**** Materials provided ****

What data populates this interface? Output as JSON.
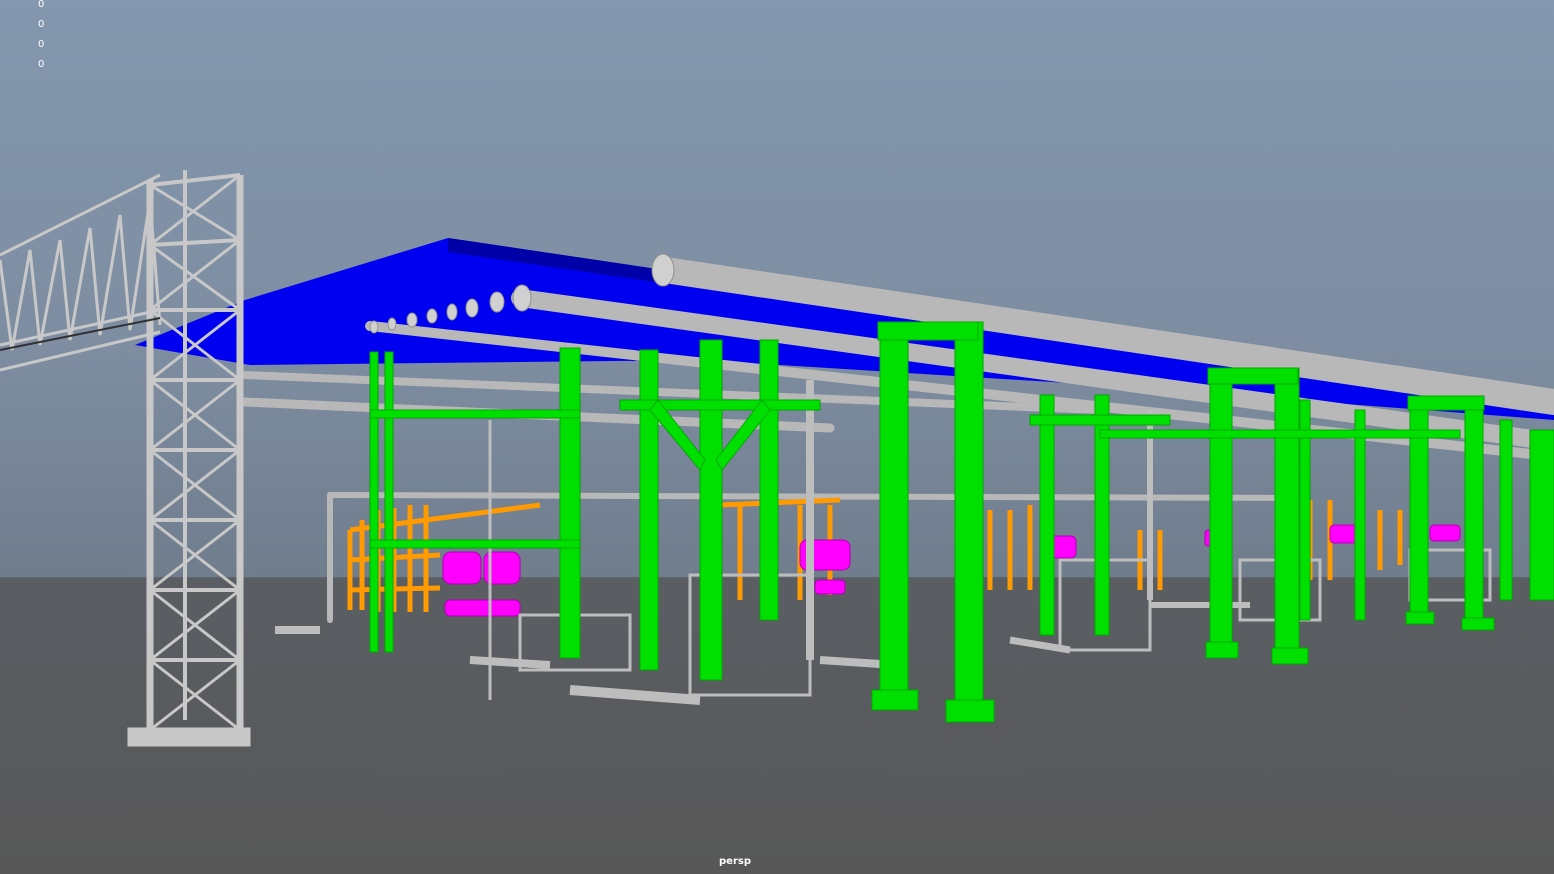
{
  "viewport": {
    "camera_name": "persp",
    "hud_counters": [
      "0",
      "0",
      "0",
      "0"
    ],
    "colors": {
      "sky_top": "#8397ae",
      "ground": "#575757",
      "pipe_rack_steel": "#00e000",
      "roof_deck": "#0000ff",
      "pipes": "#b4b4b4",
      "lattice_tower": "#c8c8c8",
      "orange_piping": "#ff9a00",
      "magenta_tanks": "#ff00ff"
    }
  }
}
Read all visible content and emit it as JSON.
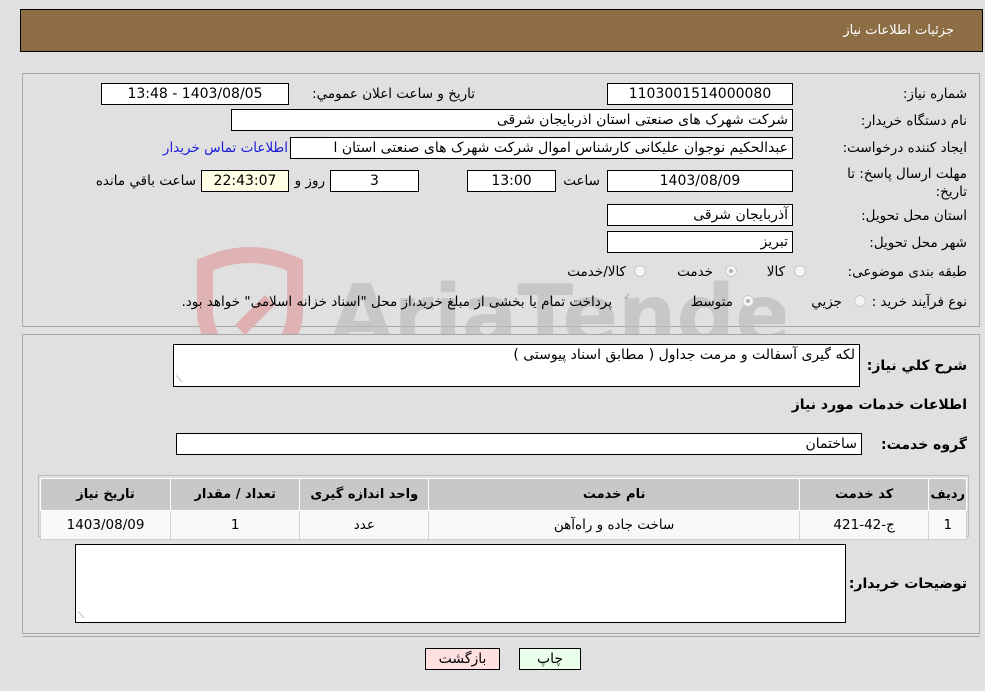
{
  "header": {
    "title": "جزئيات اطلاعات نياز"
  },
  "form": {
    "need_number": {
      "label": "شماره نياز:",
      "value": "1103001514000080"
    },
    "announce_datetime": {
      "label": "تاريخ و ساعت اعلان عمومي:",
      "value": "1403/08/05 - 13:48"
    },
    "buyer_org": {
      "label": "نام دستگاه خريدار:",
      "value": "شرکت شهرک های صنعتی استان اذربایجان شرقی"
    },
    "requester": {
      "label": "ايجاد کننده درخواست:",
      "value": "عبدالحکیم نوجوان علیکانی کارشناس اموال شرکت شهرک های صنعتی استان ا"
    },
    "buyer_contact_link": "اطلاعات تماس خريدار",
    "deadline": {
      "label": "مهلت ارسال پاسخ: تا تاريخ:",
      "date": "1403/08/09",
      "time_label": "ساعت",
      "time": "13:00",
      "days": "3",
      "days_label": "روز و",
      "remaining": "22:43:07",
      "remaining_label": "ساعت باقي مانده"
    },
    "delivery_province": {
      "label": "استان محل تحويل:",
      "value": "آذربایجان شرقی"
    },
    "delivery_city": {
      "label": "شهر محل تحويل:",
      "value": "تبریز"
    },
    "category": {
      "label": "طبقه بندی موضوعی:",
      "options": [
        "کالا",
        "خدمت",
        "کالا/خدمت"
      ],
      "selected": "خدمت"
    },
    "purchase_type": {
      "label": "نوع فرآيند خريد :",
      "options": [
        "جزيي",
        "متوسط"
      ],
      "selected": "متوسط",
      "payment_note": "پرداخت تمام يا بخشی از مبلغ خريد،از محل \"اسناد خزانه اسلامی\" خواهد بود.",
      "payment_checked": true
    }
  },
  "description": {
    "label": "شرح کلي نياز:",
    "value": "لکه گیری آسفالت و مرمت جداول ( مطابق اسناد پیوستی )"
  },
  "services": {
    "section_title": "اطلاعات خدمات مورد نياز",
    "group_label": "گروه خدمت:",
    "group_value": "ساختمان",
    "columns": [
      "رديف",
      "کد خدمت",
      "نام خدمت",
      "واحد اندازه گيری",
      "تعداد / مقدار",
      "تاريخ نياز"
    ],
    "rows": [
      [
        "1",
        "ج-42-421",
        "ساخت جاده و راه‌آهن",
        "عدد",
        "1",
        "1403/08/09"
      ]
    ]
  },
  "buyer_notes": {
    "label": "توضيحات خريدار:",
    "value": ""
  },
  "buttons": {
    "print": "چاپ",
    "back": "بازگشت"
  },
  "watermark": {
    "text": "AriaTender.neT"
  },
  "colors": {
    "header_bg": "#8c6d44",
    "print_btn_bg": "#eaffea",
    "back_btn_bg": "#ffe0e0",
    "link": "#1a1adb",
    "remaining_bg": "#ffffe6"
  }
}
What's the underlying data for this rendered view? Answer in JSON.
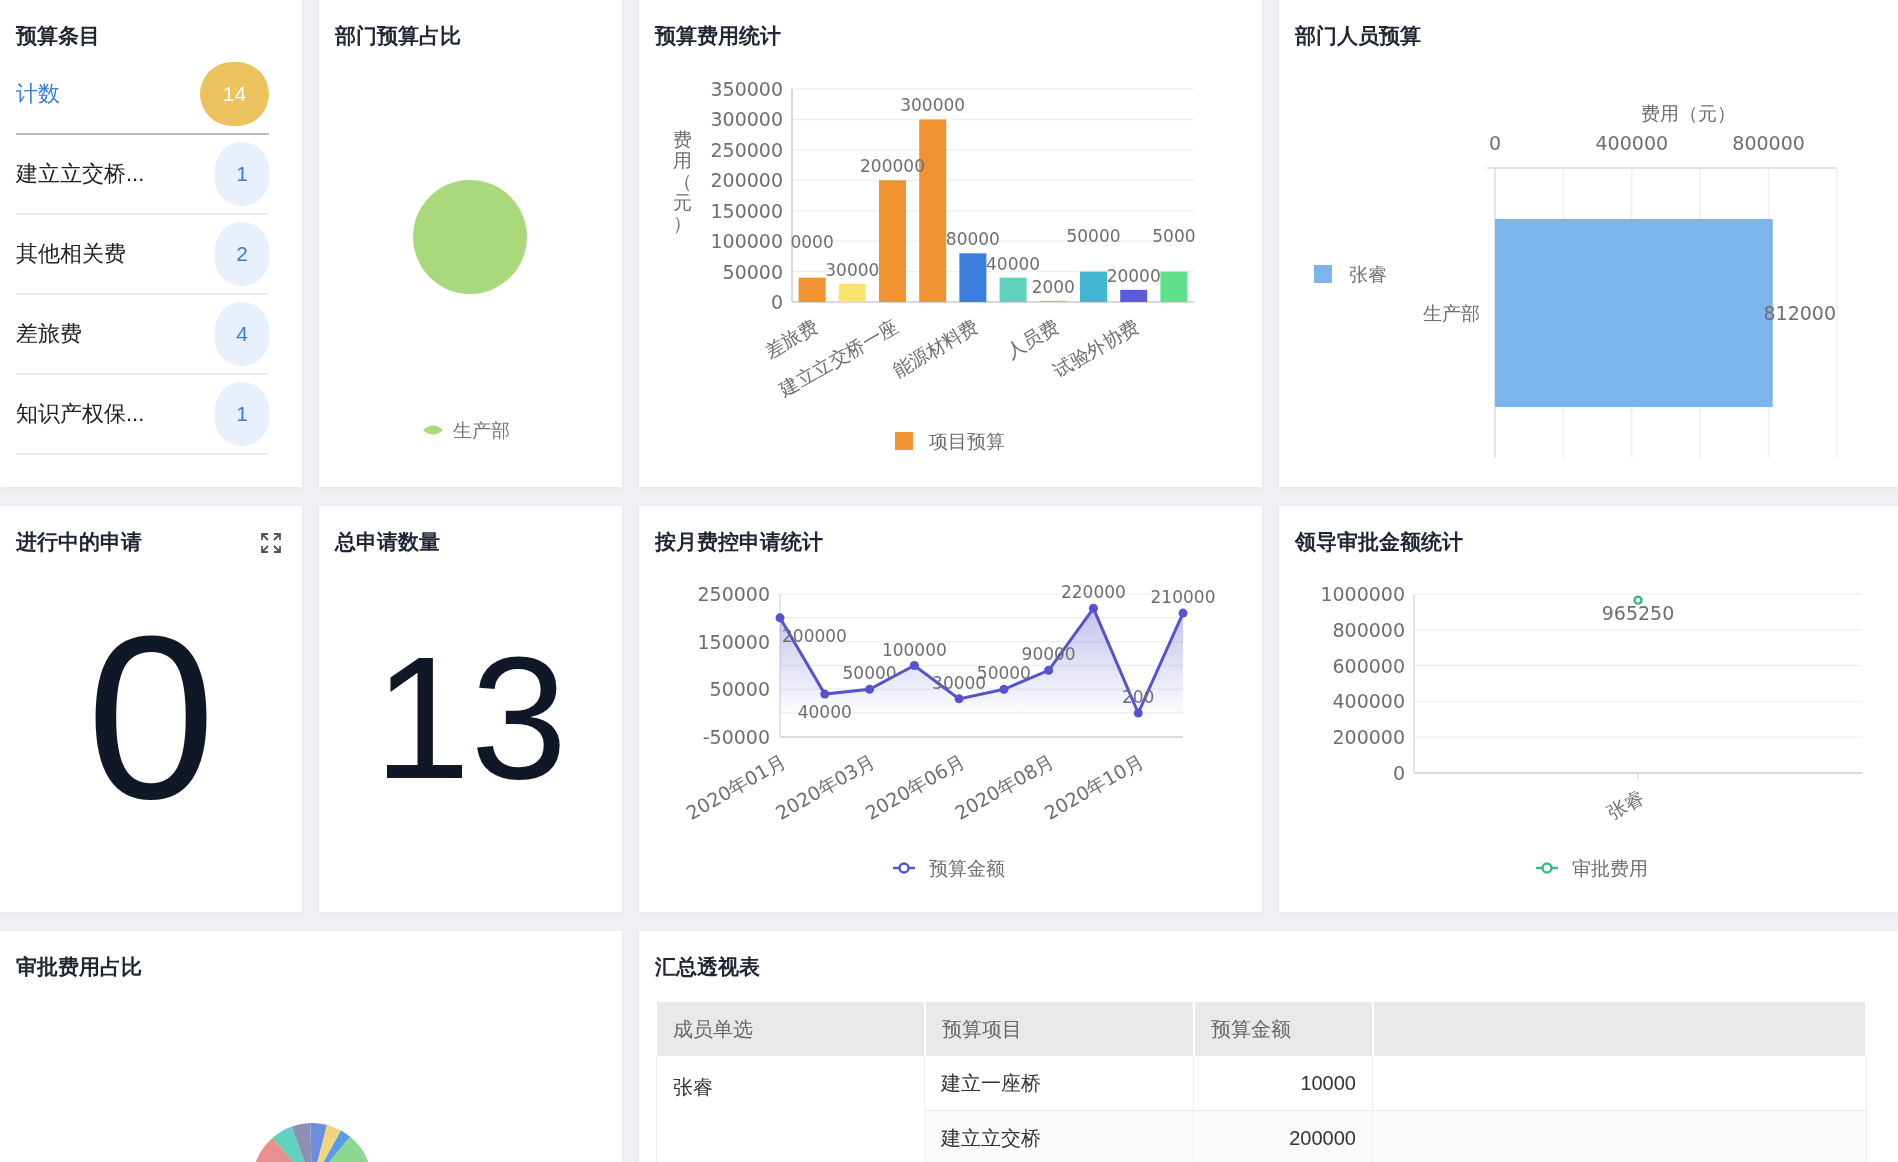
{
  "budget_items": {
    "title": "预算条目",
    "total": {
      "label": "计数",
      "count": "14"
    },
    "items": [
      {
        "label": "建立立交桥...",
        "count": "1"
      },
      {
        "label": "其他相关费",
        "count": "2"
      },
      {
        "label": "差旅费",
        "count": "4"
      },
      {
        "label": "知识产权保...",
        "count": "1"
      }
    ]
  },
  "dept_budget_share": {
    "title": "部门预算占比",
    "slices": [
      {
        "label": "生产部",
        "color": "#a9d97a"
      }
    ]
  },
  "budget_cost_stats": {
    "title": "预算费用统计",
    "chart_data": {
      "type": "bar",
      "ylabel": "费用（元）",
      "categories": [
        "差旅费",
        null,
        "建立立交桥一座",
        null,
        "能源材料费",
        null,
        "人员费",
        null,
        "试验外协费",
        null
      ],
      "ylim": [
        0,
        350000
      ],
      "yticks": [
        0,
        50000,
        100000,
        150000,
        200000,
        250000,
        300000,
        350000
      ],
      "grid": true,
      "series": [
        {
          "name": "项目预算",
          "color": "#f0922f",
          "values": [
            40000,
            30000,
            200000,
            300000,
            80000,
            40000,
            2000,
            50000,
            20000,
            50000
          ],
          "colors": [
            "#f0922f",
            "#fbe36e",
            "#f0922f",
            "#f0922f",
            "#3b7ddd",
            "#5fd3be",
            "#f4b04a",
            "#43b5d1",
            "#5b5bdb",
            "#5ee08a"
          ]
        }
      ],
      "value_labels": [
        "0000",
        "30000",
        "200000",
        "300000",
        "80000",
        "40000",
        "2000",
        "50000",
        "20000",
        "5000"
      ]
    }
  },
  "dept_staff_budget": {
    "title": "部门人员预算",
    "chart_data": {
      "type": "bar",
      "orientation": "horizontal",
      "xlabel": "费用（元）",
      "categories": [
        "生产部"
      ],
      "xlim": [
        0,
        1000000
      ],
      "xticks": [
        0,
        400000,
        800000
      ],
      "series": [
        {
          "name": "张睿",
          "color": "#7cb5ec",
          "values": [
            812000
          ]
        }
      ],
      "value_labels": [
        "812000"
      ]
    }
  },
  "ongoing_applications": {
    "title": "进行中的申请",
    "value": "0"
  },
  "total_applications": {
    "title": "总申请数量",
    "value": "13"
  },
  "monthly_cost_control": {
    "title": "按月费控申请统计",
    "chart_data": {
      "type": "area",
      "marker": true,
      "categories": [
        "2020年01月",
        null,
        "2020年03月",
        null,
        "2020年06月",
        null,
        "2020年08月",
        null,
        "2020年10月",
        null
      ],
      "ylim": [
        -50000,
        250000
      ],
      "yticks": [
        -50000,
        50000,
        150000,
        250000
      ],
      "series": [
        {
          "name": "预算金额",
          "color": "#5553ce",
          "values": [
            200000,
            40000,
            50000,
            100000,
            30000,
            50000,
            90000,
            220000,
            200,
            210000
          ]
        }
      ],
      "value_labels": [
        "200000",
        "40000",
        "50000",
        "100000",
        "30000",
        "50000",
        "90000",
        "220000",
        "200",
        "210000"
      ]
    }
  },
  "leader_approval": {
    "title": "领导审批金额统计",
    "chart_data": {
      "type": "line",
      "grid": true,
      "marker": true,
      "categories": [
        "张睿"
      ],
      "ylim": [
        0,
        1000000
      ],
      "yticks": [
        0,
        200000,
        400000,
        600000,
        800000,
        1000000
      ],
      "series": [
        {
          "name": "审批费用",
          "color": "#3fb68e",
          "values": [
            965250
          ]
        }
      ],
      "value_labels": [
        "965250"
      ]
    }
  },
  "approval_share": {
    "title": "审批费用占比"
  },
  "pivot_table": {
    "title": "汇总透视表",
    "columns": [
      "成员单选",
      "预算项目",
      "预算金额"
    ],
    "groups": [
      {
        "member": "张睿",
        "rows": [
          {
            "item": "建立一座桥",
            "amount": "10000"
          },
          {
            "item": "建立立交桥",
            "amount": "200000"
          }
        ]
      }
    ]
  }
}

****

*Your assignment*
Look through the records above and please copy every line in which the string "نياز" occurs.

*Answer box*
    "title": "جزئيات اطلاعات نياز"
      "label": "شماره نياز:",
    "label": "شرح کلي نياز:",
    "section_title": "اطلاعات خدمات مورد نياز",
      "تاريخ نياز"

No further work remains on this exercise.